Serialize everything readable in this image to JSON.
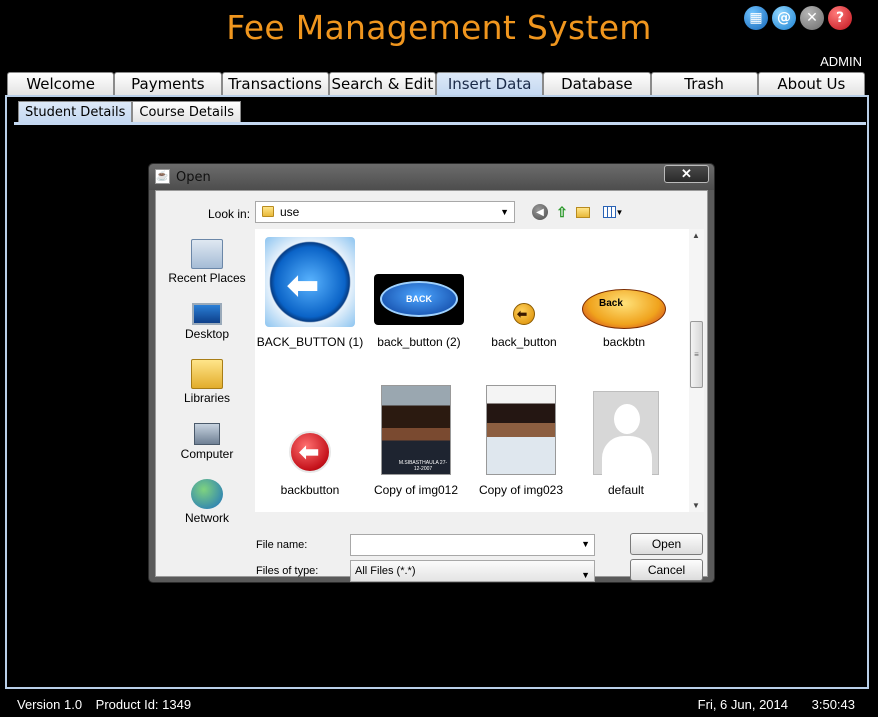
{
  "app": {
    "title": "Fee Management System",
    "user": "ADMIN"
  },
  "top_icons": [
    "grid-icon",
    "at-icon",
    "close-icon",
    "help-icon"
  ],
  "main_tabs": [
    {
      "label": "Welcome",
      "active": false
    },
    {
      "label": "Payments",
      "active": false
    },
    {
      "label": "Transactions",
      "active": false
    },
    {
      "label": "Search & Edit",
      "active": false
    },
    {
      "label": "Insert Data",
      "active": true
    },
    {
      "label": "Database",
      "active": false
    },
    {
      "label": "Trash",
      "active": false
    },
    {
      "label": "About Us",
      "active": false
    }
  ],
  "sub_tabs": [
    {
      "label": "Student Details",
      "active": true
    },
    {
      "label": "Course Details",
      "active": false
    }
  ],
  "dialog": {
    "title": "Open",
    "close_label": "✕",
    "look_in_label": "Look in:",
    "look_in_value": "use",
    "places": [
      "Recent Places",
      "Desktop",
      "Libraries",
      "Computer",
      "Network"
    ],
    "files": [
      {
        "name": "BACK_BUTTON (1)"
      },
      {
        "name": "back_button (2)",
        "thumb_text": "BACK"
      },
      {
        "name": "back_button"
      },
      {
        "name": "backbtn",
        "thumb_text": "Back"
      },
      {
        "name": "backbutton"
      },
      {
        "name": "Copy of img012",
        "thumb_text": "M.SIBASTHAULA  27-12-2007"
      },
      {
        "name": "Copy of img023"
      },
      {
        "name": "default"
      }
    ],
    "file_name_label": "File name:",
    "file_name_value": "",
    "files_of_type_label": "Files of type:",
    "files_of_type_value": "All Files (*.*)",
    "open_button": "Open",
    "cancel_button": "Cancel"
  },
  "status": {
    "version": "Version 1.0",
    "product_id": "Product Id: 1349",
    "date": "Fri, 6 Jun, 2014",
    "time": "3:50:43"
  },
  "colors": {
    "title": "#f0961e",
    "active_tab": "#c4d8f1",
    "background": "#000000"
  }
}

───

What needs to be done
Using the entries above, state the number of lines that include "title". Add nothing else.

Task solution
3